What this task involves:
Copy the data exactly as it appears, and do not include any pictures.

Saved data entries
------------------------

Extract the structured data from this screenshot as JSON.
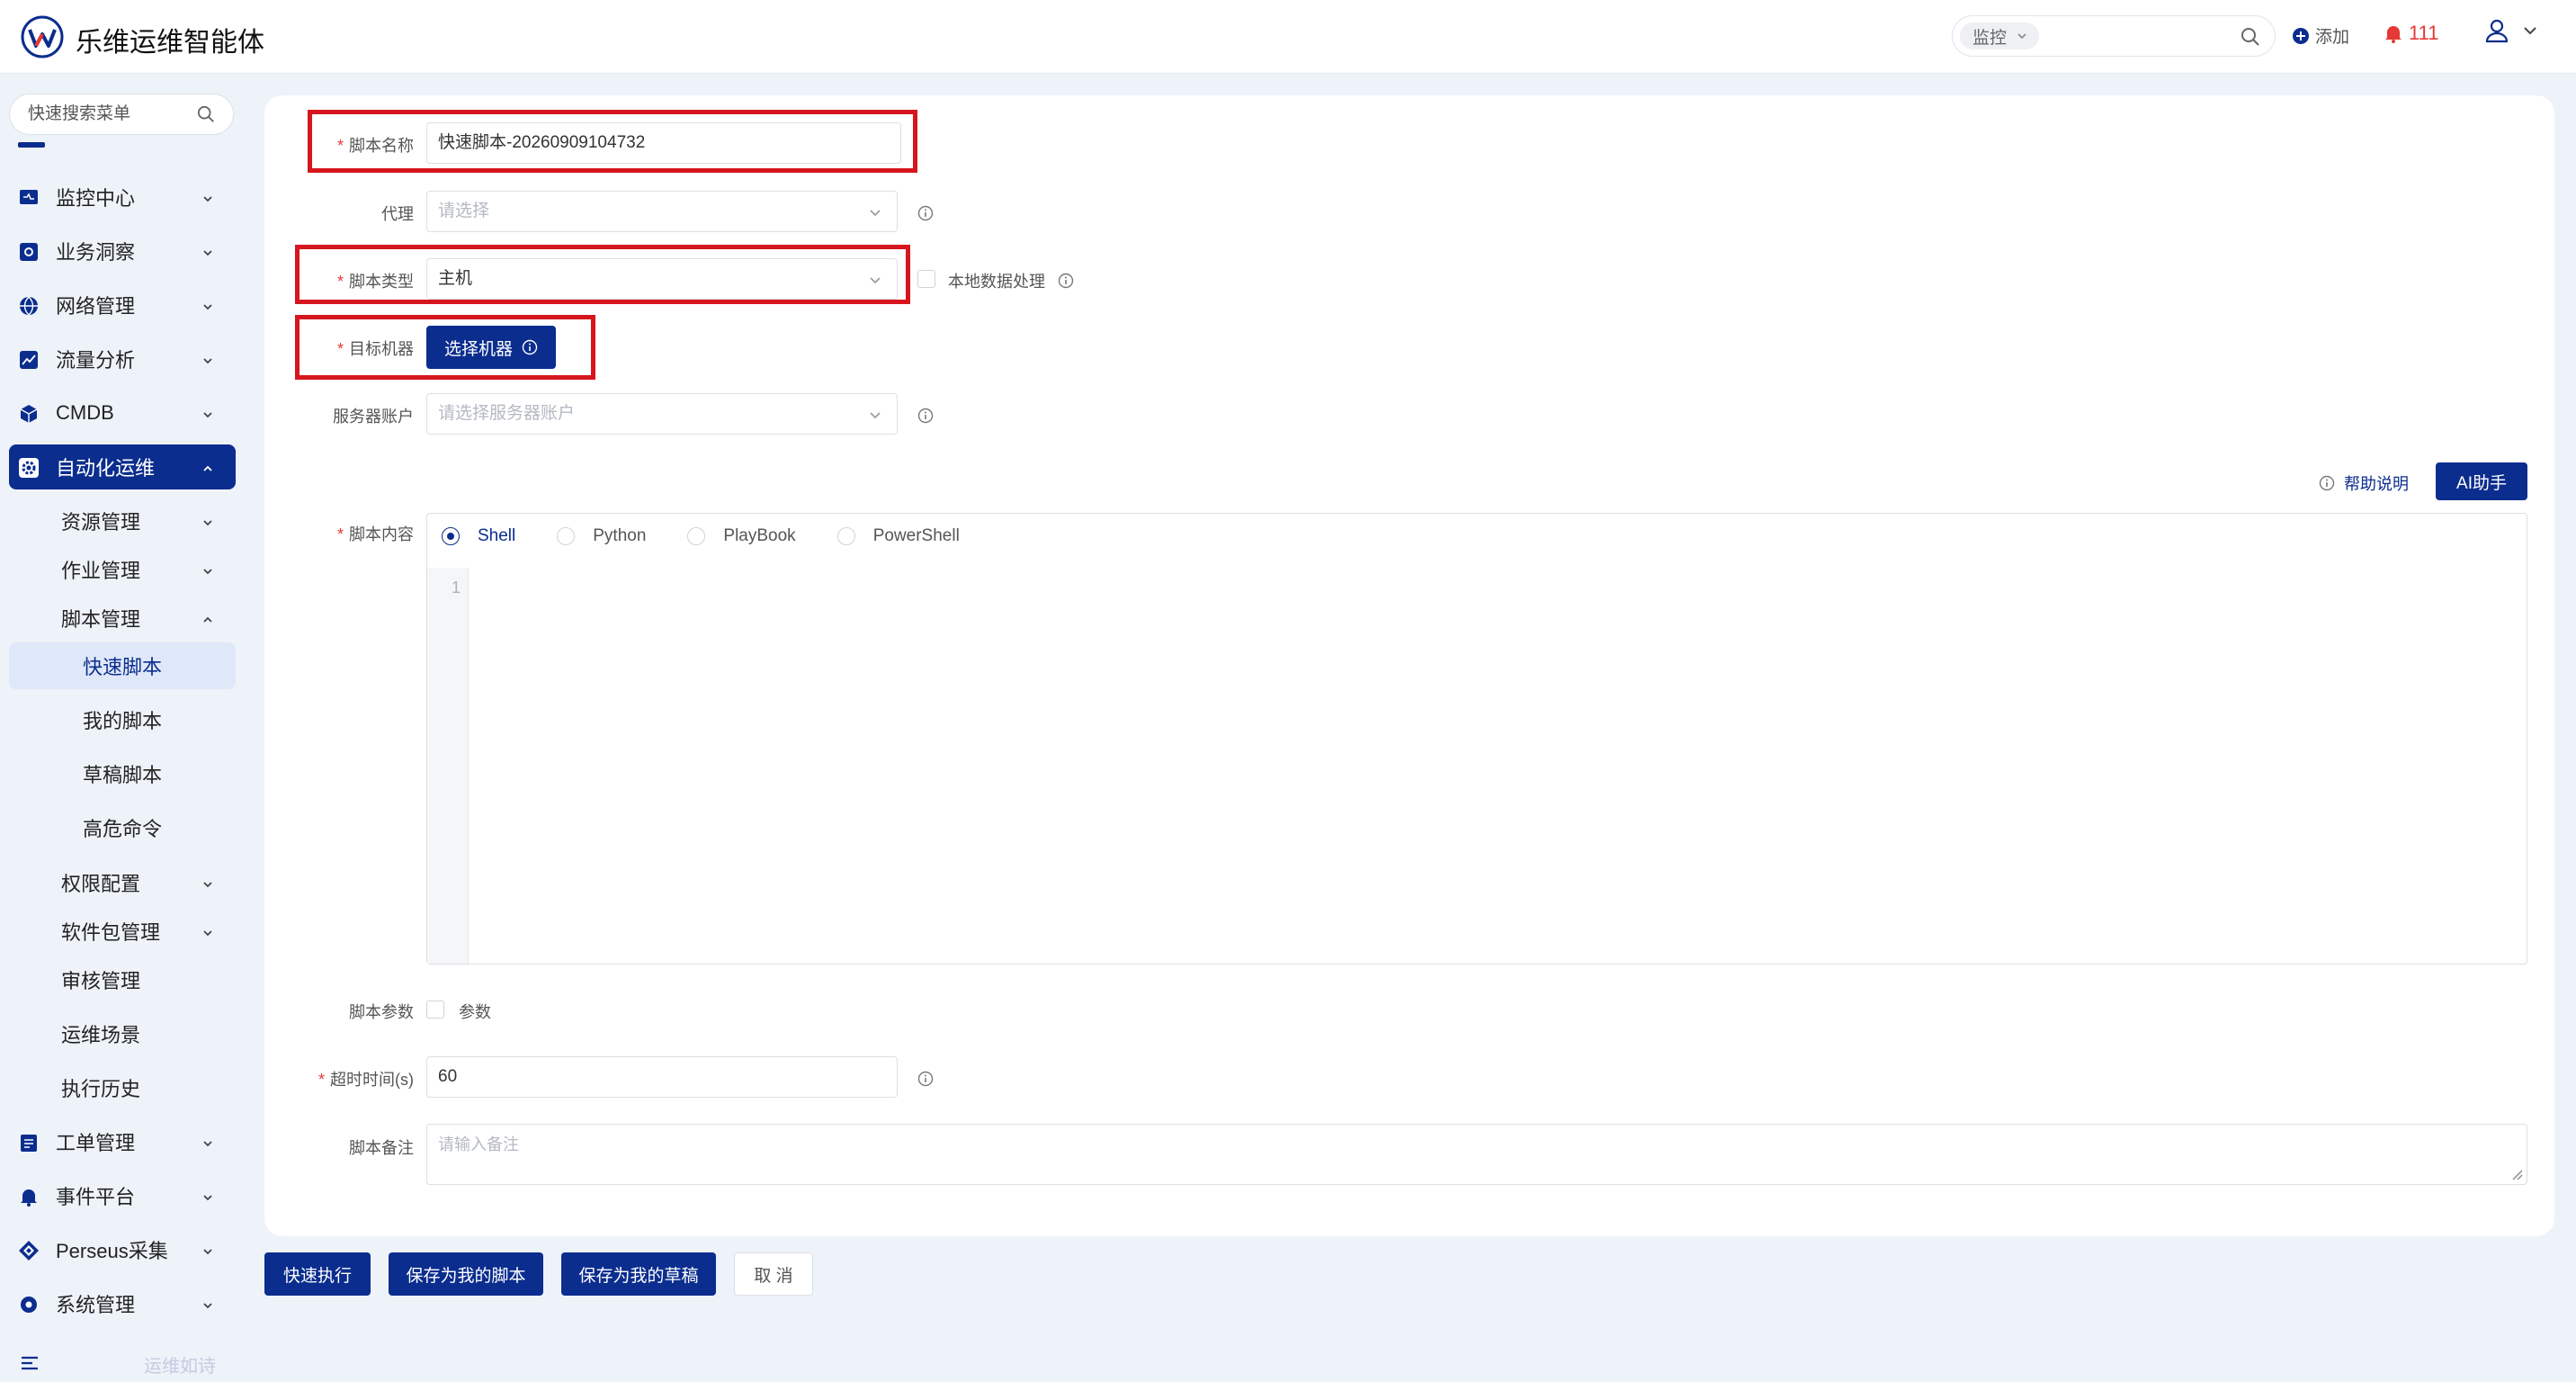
{
  "header": {
    "title": "乐维运维智能体",
    "search_scope": "监控",
    "add_label": "添加",
    "alert_count": "111"
  },
  "sidebar": {
    "search_placeholder": "快速搜索菜单",
    "items": [
      {
        "label": "监控中心",
        "icon": "monitor-icon"
      },
      {
        "label": "业务洞察",
        "icon": "insight-icon"
      },
      {
        "label": "网络管理",
        "icon": "globe-icon"
      },
      {
        "label": "流量分析",
        "icon": "chart-icon"
      },
      {
        "label": "CMDB",
        "icon": "cube-icon"
      },
      {
        "label": "自动化运维",
        "icon": "gear-icon"
      }
    ],
    "sub_items": [
      {
        "label": "资源管理"
      },
      {
        "label": "作业管理"
      },
      {
        "label": "脚本管理"
      }
    ],
    "leaf_items": [
      {
        "label": "快速脚本"
      },
      {
        "label": "我的脚本"
      },
      {
        "label": "草稿脚本"
      },
      {
        "label": "高危命令"
      }
    ],
    "sub_items2": [
      {
        "label": "权限配置"
      },
      {
        "label": "软件包管理"
      },
      {
        "label": "审核管理"
      },
      {
        "label": "运维场景"
      },
      {
        "label": "执行历史"
      }
    ],
    "items2": [
      {
        "label": "工单管理",
        "icon": "ticket-icon"
      },
      {
        "label": "事件平台",
        "icon": "bell-icon"
      },
      {
        "label": "Perseus采集",
        "icon": "diamond-icon"
      },
      {
        "label": "系统管理",
        "icon": "settings-icon"
      }
    ],
    "footer_text": "运维如诗"
  },
  "form": {
    "script_name_label": "脚本名称",
    "script_name_value": "快速脚本-20260909104732",
    "proxy_label": "代理",
    "proxy_placeholder": "请选择",
    "script_type_label": "脚本类型",
    "script_type_value": "主机",
    "local_data_label": "本地数据处理",
    "target_label": "目标机器",
    "select_machine_button": "选择机器",
    "server_account_label": "服务器账户",
    "server_account_placeholder": "请选择服务器账户",
    "help_label": "帮助说明",
    "ai_button": "AI助手",
    "content_label": "脚本内容",
    "languages": [
      "Shell",
      "Python",
      "PlayBook",
      "PowerShell"
    ],
    "selected_language": "Shell",
    "line_number": "1",
    "params_label": "脚本参数",
    "params_checkbox_label": "参数",
    "timeout_label": "超时时间(s)",
    "timeout_value": "60",
    "remark_label": "脚本备注",
    "remark_placeholder": "请输入备注"
  },
  "actions": {
    "quick_exec": "快速执行",
    "save_mine": "保存为我的脚本",
    "save_draft": "保存为我的草稿",
    "cancel": "取 消"
  },
  "colors": {
    "primary": "#0b2d8e",
    "highlight": "#d6161e",
    "alert": "#e53935"
  }
}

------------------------

Solution to the problem:
Extract the structured data from this screenshot as JSON.
{
  "header": {
    "title": "乐维运维智能体",
    "search_scope": "监控",
    "add_label": "添加",
    "alert_count": "111"
  },
  "sidebar": {
    "search_placeholder": "快速搜索菜单",
    "items": [
      {
        "label": "监控中心",
        "icon": "monitor-icon"
      },
      {
        "label": "业务洞察",
        "icon": "insight-icon"
      },
      {
        "label": "网络管理",
        "icon": "globe-icon"
      },
      {
        "label": "流量分析",
        "icon": "chart-icon"
      },
      {
        "label": "CMDB",
        "icon": "cube-icon"
      },
      {
        "label": "自动化运维",
        "icon": "gear-icon"
      }
    ],
    "sub_items": [
      {
        "label": "资源管理"
      },
      {
        "label": "作业管理"
      },
      {
        "label": "脚本管理"
      }
    ],
    "leaf_items": [
      {
        "label": "快速脚本"
      },
      {
        "label": "我的脚本"
      },
      {
        "label": "草稿脚本"
      },
      {
        "label": "高危命令"
      }
    ],
    "sub_items2": [
      {
        "label": "权限配置"
      },
      {
        "label": "软件包管理"
      },
      {
        "label": "审核管理"
      },
      {
        "label": "运维场景"
      },
      {
        "label": "执行历史"
      }
    ],
    "items2": [
      {
        "label": "工单管理",
        "icon": "ticket-icon"
      },
      {
        "label": "事件平台",
        "icon": "bell-icon"
      },
      {
        "label": "Perseus采集",
        "icon": "diamond-icon"
      },
      {
        "label": "系统管理",
        "icon": "settings-icon"
      }
    ],
    "footer_text": "运维如诗"
  },
  "form": {
    "script_name_label": "脚本名称",
    "script_name_value": "快速脚本-20260909104732",
    "proxy_label": "代理",
    "proxy_placeholder": "请选择",
    "script_type_label": "脚本类型",
    "script_type_value": "主机",
    "local_data_label": "本地数据处理",
    "target_label": "目标机器",
    "select_machine_button": "选择机器",
    "server_account_label": "服务器账户",
    "server_account_placeholder": "请选择服务器账户",
    "help_label": "帮助说明",
    "ai_button": "AI助手",
    "content_label": "脚本内容",
    "languages": [
      "Shell",
      "Python",
      "PlayBook",
      "PowerShell"
    ],
    "selected_language": "Shell",
    "line_number": "1",
    "params_label": "脚本参数",
    "params_checkbox_label": "参数",
    "timeout_label": "超时时间(s)",
    "timeout_value": "60",
    "remark_label": "脚本备注",
    "remark_placeholder": "请输入备注"
  },
  "actions": {
    "quick_exec": "快速执行",
    "save_mine": "保存为我的脚本",
    "save_draft": "保存为我的草稿",
    "cancel": "取 消"
  },
  "colors": {
    "primary": "#0b2d8e",
    "highlight": "#d6161e",
    "alert": "#e53935"
  }
}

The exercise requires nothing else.